clock menu more-arrow no yes

Filed under:

Mats Zuccarello Contract: The Risks Of A One-Year Deal

New, comments

The contract extension for Mats Zuccarello is great. That doesn't mean it's not risky.

Gary A. Vasquez-USA TODAY Sports

There are two disclaimers I want to get out of the way before I go any further.

Disclaimer 1: Mats Zuccarello requested a one-year deal himself, knowing that there will be a bigger payday down the line with a higher cap and UFA status as leverage.

Disclaimer 2: The New York Rangers signed him to a one-year deal with the intent of keeping hit cap hit low to make a move for this year to help make the team better right now. This disclaimer only works if Glen Sather actually pulls off the move. If he tries and fails, the Rangers have added an unnecessary risk with a one-year deal.

If either of the above are true, then the below is essentially just rabble. None of us are in the negotiating room, however, so we're going to move forward as though neither of the above are true.

Here's why you love this deal: $3.5-million for Zuccarello is a steal. Zuccarello led the Rangers in scoring last year (Martin St. Louis not included) with 59 points and his 40 assists were tied with Derek Stepan for highest on the team. He was first on the team with 570 SPs (SP is a "setup pass" stat, that estimates how many passes a player makes that leads directly to a teammate's shot). Brad Richards was the next highest with 498. Stepan was third with 474. No other player even reached 350.

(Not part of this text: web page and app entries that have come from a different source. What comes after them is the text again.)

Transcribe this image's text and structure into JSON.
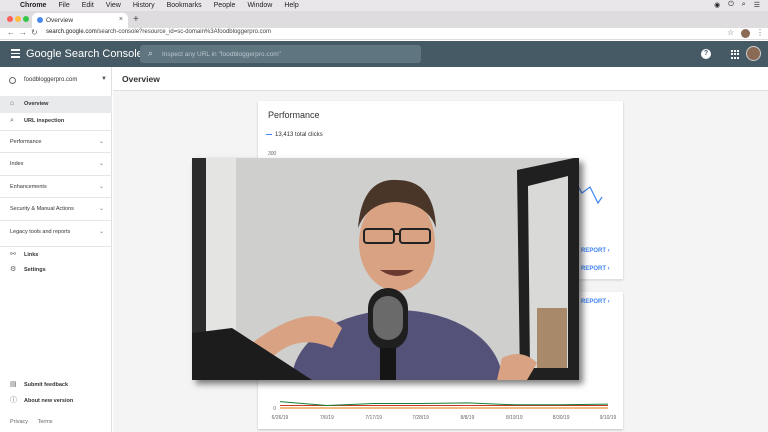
{
  "macos": {
    "menu": [
      "Chrome",
      "File",
      "Edit",
      "View",
      "History",
      "Bookmarks",
      "People",
      "Window",
      "Help"
    ]
  },
  "browser": {
    "tab_title": "Overview",
    "url_host": "search.google.com",
    "url_path": "/search-console?resource_id=sc-domain%3Afoodbloggerpro.com"
  },
  "header": {
    "brand": "Google Search Console",
    "search_placeholder": "Inspect any URL in \"foodbloggerpro.com\""
  },
  "sidebar": {
    "property": "foodbloggerpro.com",
    "items": [
      {
        "label": "Overview",
        "icon": "home-icon"
      },
      {
        "label": "URL inspection",
        "icon": "search-icon"
      }
    ],
    "sections": [
      "Performance",
      "Index",
      "Enhancements",
      "Security & Manual Actions",
      "Legacy tools and reports"
    ],
    "bottom_items": [
      {
        "label": "Links",
        "icon": "links-icon"
      },
      {
        "label": "Settings",
        "icon": "gear-icon"
      }
    ],
    "feedback": [
      {
        "label": "Submit feedback",
        "icon": "feedback-icon"
      },
      {
        "label": "About new version",
        "icon": "info-icon"
      }
    ],
    "footer": {
      "privacy": "Privacy",
      "terms": "Terms"
    }
  },
  "main": {
    "title": "Overview",
    "performance": {
      "title": "Performance",
      "legend": "13,413 total clicks",
      "y_top_tick": "300",
      "open_report": "REPORT"
    },
    "coverage": {
      "open_report": "REPORT"
    }
  },
  "chart_data": {
    "type": "line",
    "x": [
      "6/26/19",
      "7/6/19",
      "7/17/19",
      "7/28/19",
      "8/8/19",
      "8/19/19",
      "8/30/19",
      "9/10/19"
    ],
    "yticks": [
      "0",
      "300"
    ],
    "series": [
      {
        "color": "#c23b22",
        "values": [
          8,
          8,
          8,
          8,
          8,
          8,
          8,
          8
        ]
      },
      {
        "color": "#188038",
        "values": [
          20,
          8,
          14,
          14,
          16,
          10,
          10,
          12
        ]
      },
      {
        "color": "#e37400",
        "values": [
          0,
          0,
          0,
          0,
          0,
          0,
          0,
          0
        ]
      }
    ],
    "ylim": [
      0,
      300
    ]
  },
  "colors": {
    "header_bg": "#455a64",
    "accent": "#4285f4"
  }
}
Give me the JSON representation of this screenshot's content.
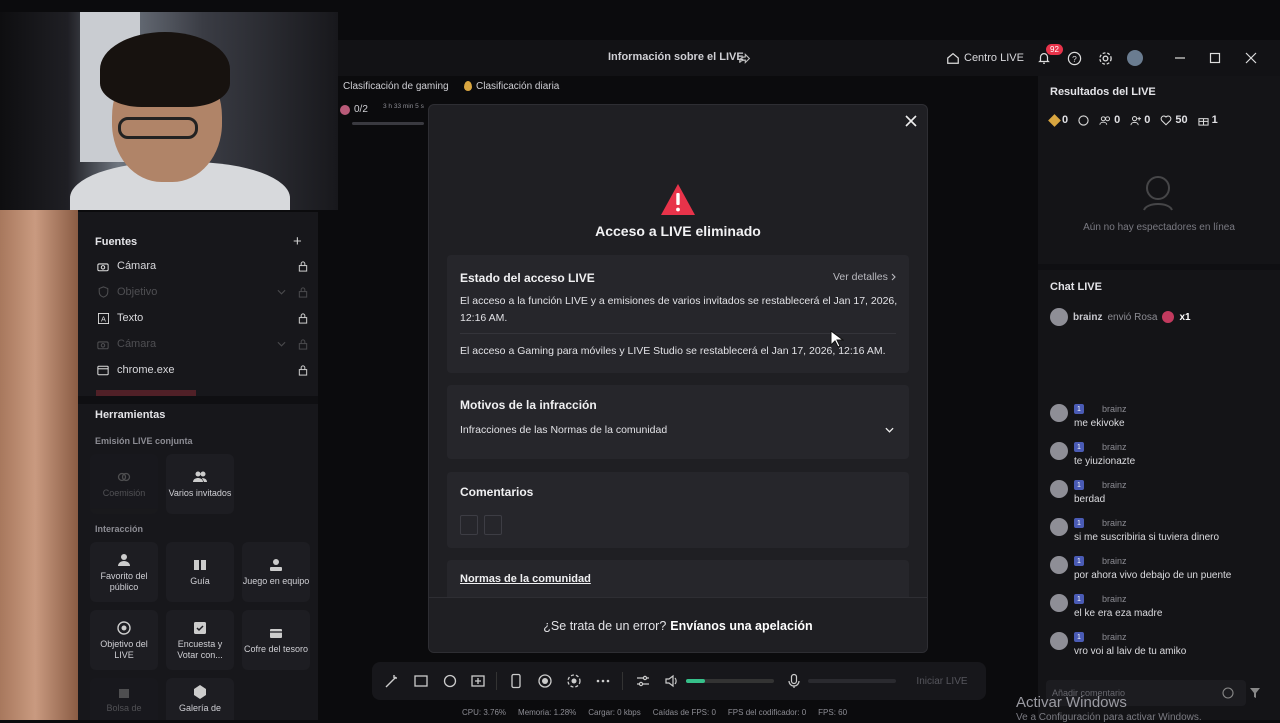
{
  "topbar": {
    "title": "Información sobre el LIVE",
    "live_center": "Centro LIVE",
    "notif_count": "92"
  },
  "chips": {
    "gaming": "Clasificación de gaming",
    "daily": "Clasificación diaria"
  },
  "goal": {
    "count": "0/2",
    "timer": "3 h 33 min 5 s"
  },
  "sources": {
    "title": "Fuentes",
    "items": [
      {
        "label": "Cámara",
        "icon": "camera-icon",
        "dim": false
      },
      {
        "label": "Objetivo",
        "icon": "shield-icon",
        "dim": true
      },
      {
        "label": "Texto",
        "icon": "text-icon",
        "dim": false
      },
      {
        "label": "Cámara",
        "icon": "camera-icon",
        "dim": true
      },
      {
        "label": "chrome.exe",
        "icon": "window-icon",
        "dim": false
      }
    ]
  },
  "tools": {
    "title": "Herramientas",
    "cohost_section": "Emisión LIVE conjunta",
    "cohost": "Coemisión",
    "multi_guest": "Varios invitados",
    "interaction_section": "Interacción",
    "fan_favorite": "Favorito del público",
    "guide": "Guía",
    "team_game": "Juego en equipo",
    "live_goal": "Objetivo del LIVE",
    "poll": "Encuesta y Votar con...",
    "treasure": "Cofre del tesoro",
    "bag": "Bolsa de",
    "gallery": "Galería de"
  },
  "results": {
    "title": "Resultados del LIVE",
    "stats": [
      "0",
      "0",
      "0",
      "50",
      "1"
    ],
    "no_viewers": "Aún no hay espectadores en línea"
  },
  "chat": {
    "title": "Chat LIVE",
    "gift_user": "brainz",
    "gift_text": "envió Rosa",
    "gift_qty": "x1",
    "badge_level": "1",
    "messages": [
      {
        "name": "brainz",
        "text": "me ekivoke"
      },
      {
        "name": "brainz",
        "text": "te yiuzionazte"
      },
      {
        "name": "brainz",
        "text": "berdad"
      },
      {
        "name": "brainz",
        "text": "si me suscribiria si tuviera dinero"
      },
      {
        "name": "brainz",
        "text": "por ahora vivo debajo de un puente"
      },
      {
        "name": "brainz",
        "text": "el ke era eza madre"
      },
      {
        "name": "brainz",
        "text": "vro voi al laiv de tu amiko"
      }
    ],
    "input_placeholder": "Añadir comentario"
  },
  "bottom": {
    "start_live": "Iniciar LIVE",
    "volume_level": 0.22
  },
  "stats_bar": [
    "CPU: 3.76%",
    "Memoria: 1.28%",
    "Cargar: 0 kbps",
    "Caídas de FPS: 0",
    "FPS del codificador: 0",
    "FPS: 60"
  ],
  "modal": {
    "title": "Acceso a LIVE eliminado",
    "status_title": "Estado del acceso LIVE",
    "view_details": "Ver detalles",
    "status_p1": "El acceso a la función LIVE y a emisiones de varios invitados se restablecerá el Jan 17, 2026, 12:16 AM.",
    "status_p2": "El acceso a Gaming para móviles y LIVE Studio se restablecerá el Jan 17, 2026, 12:16 AM.",
    "reasons_title": "Motivos de la infracción",
    "reasons_value": "Infracciones de las Normas de la comunidad",
    "comments_title": "Comentarios",
    "rules_link": "Normas de la comunidad",
    "footer_question": "¿Se trata de un error?",
    "footer_link": "Envíanos una apelación"
  },
  "watermark": {
    "line1": "Activar Windows",
    "line2": "Ve a Configuración para activar Windows."
  },
  "colors": {
    "accent": "#e8334a",
    "progress": "#36c08a",
    "warning": "#e8334a"
  }
}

There's a lot to love about Zuccarello. He's a feisty player who brings a lot of snarl in his little frame. His visions and passing ability is at the Stepan level, and he has an amazingly quick and accurate shot he doesn't utilize enough. He's a guy who can thrive on both the power play and 5v5, and he's a player who absolutely bought into Alain Vigneault's system this year. Blessed with a high hockey IQ, more often than not Zuccarello is able to get himself into the right place at the right time.

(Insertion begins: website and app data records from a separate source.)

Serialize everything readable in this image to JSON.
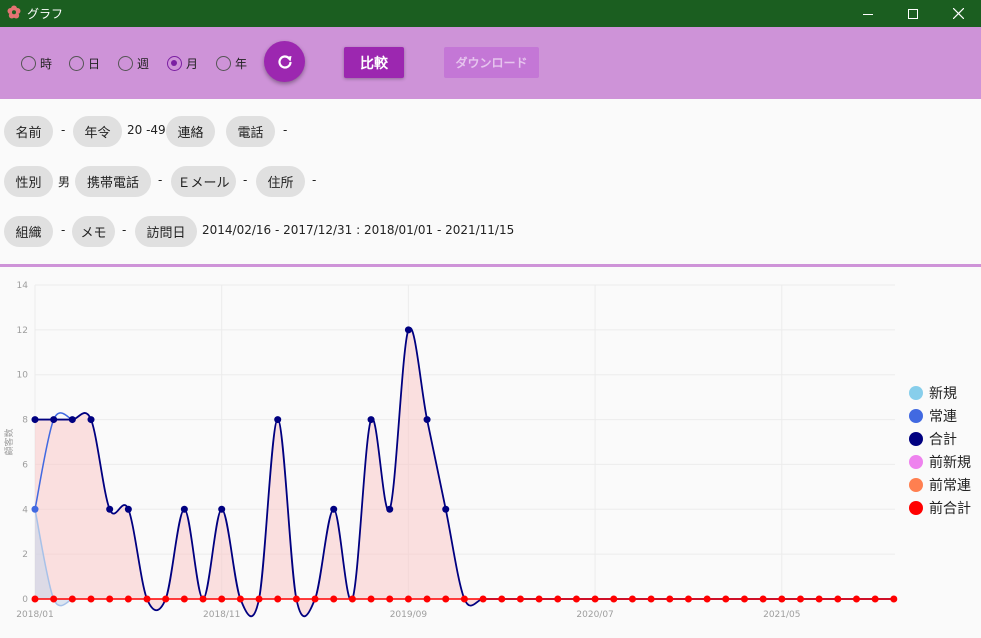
{
  "window": {
    "title": "グラフ",
    "minimize_icon": "minimize-icon",
    "maximize_icon": "maximize-icon",
    "close_icon": "close-icon"
  },
  "toolbar": {
    "radios": [
      {
        "label": "時",
        "checked": false
      },
      {
        "label": "日",
        "checked": false
      },
      {
        "label": "週",
        "checked": false
      },
      {
        "label": "月",
        "checked": true
      },
      {
        "label": "年",
        "checked": false
      }
    ],
    "refresh_icon": "refresh-icon",
    "compare_label": "比較",
    "download_label": "ダウンロード"
  },
  "filters": {
    "name_label": "名前",
    "name_value": "-",
    "age_label": "年令",
    "age_value": "20 -49",
    "contact_label": "連絡",
    "phone_label": "電話",
    "phone_value": "-",
    "gender_label": "性別",
    "gender_value": "男",
    "mobile_label": "携帯電話",
    "mobile_value": "-",
    "email_label": "Ｅメール",
    "email_value": "-",
    "address_label": "住所",
    "address_value": "-",
    "org_label": "組織",
    "org_value": "-",
    "memo_label": "メモ",
    "memo_value": "-",
    "visit_label": "訪問日",
    "visit_value": "2014/02/16 - 2017/12/31 : 2018/01/01 - 2021/11/15"
  },
  "colors": {
    "titlebar": "#1b5e20",
    "toolbar": "#ce93d8",
    "accent": "#9c27b0",
    "new": "#87ceeb",
    "regular": "#4169e1",
    "total": "#000080",
    "prev_new": "#ee82ee",
    "prev_regular": "#ff7f50",
    "prev_total": "#ff0000"
  },
  "chart_data": {
    "type": "line",
    "ylabel": "顧客数",
    "ylim": [
      0,
      14
    ],
    "yticks": [
      "0",
      "2",
      "4",
      "6",
      "8",
      "10",
      "12",
      "14"
    ],
    "xtick_labels": [
      "2018/01",
      "2018/11",
      "2019/09",
      "2020/07",
      "2021/05"
    ],
    "xtick_index": [
      0,
      10,
      20,
      30,
      40
    ],
    "num_points": 47,
    "legend_position": "right",
    "grid": true,
    "series": [
      {
        "name": "新規",
        "color": "#87ceeb",
        "values": [
          4,
          0,
          0,
          0,
          0,
          0,
          0,
          0,
          0,
          0,
          0,
          0,
          0,
          0,
          0,
          0,
          0,
          0,
          0,
          0,
          0,
          0,
          0,
          0,
          0,
          0,
          0,
          0,
          0,
          0,
          0,
          0,
          0,
          0,
          0,
          0,
          0,
          0,
          0,
          0,
          0,
          0,
          0,
          0,
          0,
          0,
          0
        ]
      },
      {
        "name": "常連",
        "color": "#4169e1",
        "values": [
          4,
          8,
          8,
          8,
          4,
          4,
          0,
          0,
          4,
          0,
          4,
          0,
          0,
          8,
          0,
          0,
          4,
          0,
          8,
          4,
          12,
          8,
          4,
          0,
          0,
          0,
          0,
          0,
          0,
          0,
          0,
          0,
          0,
          0,
          0,
          0,
          0,
          0,
          0,
          0,
          0,
          0,
          0,
          0,
          0,
          0,
          0
        ]
      },
      {
        "name": "合計",
        "color": "#000080",
        "values": [
          8,
          8,
          8,
          8,
          4,
          4,
          0,
          0,
          4,
          0,
          4,
          0,
          0,
          8,
          0,
          0,
          4,
          0,
          8,
          4,
          12,
          8,
          4,
          0,
          0,
          0,
          0,
          0,
          0,
          0,
          0,
          0,
          0,
          0,
          0,
          0,
          0,
          0,
          0,
          0,
          0,
          0,
          0,
          0,
          0,
          0,
          0
        ]
      },
      {
        "name": "前新規",
        "color": "#ee82ee",
        "values": [
          0,
          0,
          0,
          0,
          0,
          0,
          0,
          0,
          0,
          0,
          0,
          0,
          0,
          0,
          0,
          0,
          0,
          0,
          0,
          0,
          0,
          0,
          0,
          0,
          0,
          0,
          0,
          0,
          0,
          0,
          0,
          0,
          0,
          0,
          0,
          0,
          0,
          0,
          0,
          0,
          0,
          0,
          0,
          0,
          0,
          0,
          0
        ]
      },
      {
        "name": "前常連",
        "color": "#ff7f50",
        "values": [
          0,
          0,
          0,
          0,
          0,
          0,
          0,
          0,
          0,
          0,
          0,
          0,
          0,
          0,
          0,
          0,
          0,
          0,
          0,
          0,
          0,
          0,
          0,
          0,
          0,
          0,
          0,
          0,
          0,
          0,
          0,
          0,
          0,
          0,
          0,
          0,
          0,
          0,
          0,
          0,
          0,
          0,
          0,
          0,
          0,
          0,
          0
        ]
      },
      {
        "name": "前合計",
        "color": "#ff0000",
        "values": [
          0,
          0,
          0,
          0,
          0,
          0,
          0,
          0,
          0,
          0,
          0,
          0,
          0,
          0,
          0,
          0,
          0,
          0,
          0,
          0,
          0,
          0,
          0,
          0,
          0,
          0,
          0,
          0,
          0,
          0,
          0,
          0,
          0,
          0,
          0,
          0,
          0,
          0,
          0,
          0,
          0,
          0,
          0,
          0,
          0,
          0,
          0
        ]
      }
    ]
  }
}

He was the motor of the team's most consistent line, and he was easily the team's most consistent forward all year. There is nothing to dislike about the Rangers bringing him back and intending to keep him long term down the line.

Here's why this deal makes you uncomfortable: It's one year. Next year Zuccarello is an UFA, and the Rangers do lose some of their leverage because of this. I've seen a lot of people talk about this deal protecting the Rangers from last year being a fluke. I disagree. I think Zuccarello has gone above and beyond in proving that he's the player we saw last year, especially when you look at the underground fancy stat numbers.

If Zuccarello kicks off the year on a tear (say 30 points in 40 games), his camp can push their salary demands higher and point towards what would become a massive payday for the 27-year-old free agent next year on the open market. Teams would be drooling over him if they're not already.

Now, many have pointed out that Zuccarello has always said he wants to stay in New York long term, and he wouldn't have signed this one year deal if he intended to bolt. While I agree he's said all the right things in terms of staying in New York, if he and the team hit a snag with negotiations he can always hold off talks until the summer when the pressure is really on Glen Sather and company.

Remember, the Rangers have played hardball with Zuccarello his entire career, pointed towards him needing to prove he can play like this consistently in order to earn a bigger payday. This year Zuccarello has a chance to do just that and put all those fears to rest.

Actually, there's a third disclaimer as well.

Disclaimer 3: The Rangers realized they weren't going to get a long term contract figured out with Zuccarello before arbitration, so to avoid going through that process (a smart move) the team signed him to a one-year deal now, with a promise of a bigger payday next year with a rising cap. The team can ink him to an extension after 1/1 and everyone is happy.

When the deal was originally announced I was against it. The one year aspect of the contract concerns me in terms of Zuccarello being a Ranger for the long haul. To be clear, I do expect him to sign a long term extension next year, but the situation still makes me a little uncomfortable.

What I realized was one of the three disclaimers above are probably true. Or maybe, there's a little bit of truth in all of them. Zuccarello certainly doesn't mind a one-year deal, the Rangers might be able to use the cap space they saved to bring in someone else, and the two sides can work on an extension on 1/1 now that they've avoided arbitration. The cap is rising, and the two sides might be able to come to an agreement around the $4-million a year range (what I thought the Rangers were going to snare him at for a longer contract this time around). That didn't happen, but it doesn't mean it won't down the line.

The deal itself isn't a bad one, it's actually a fantastic one, it's just a little risky.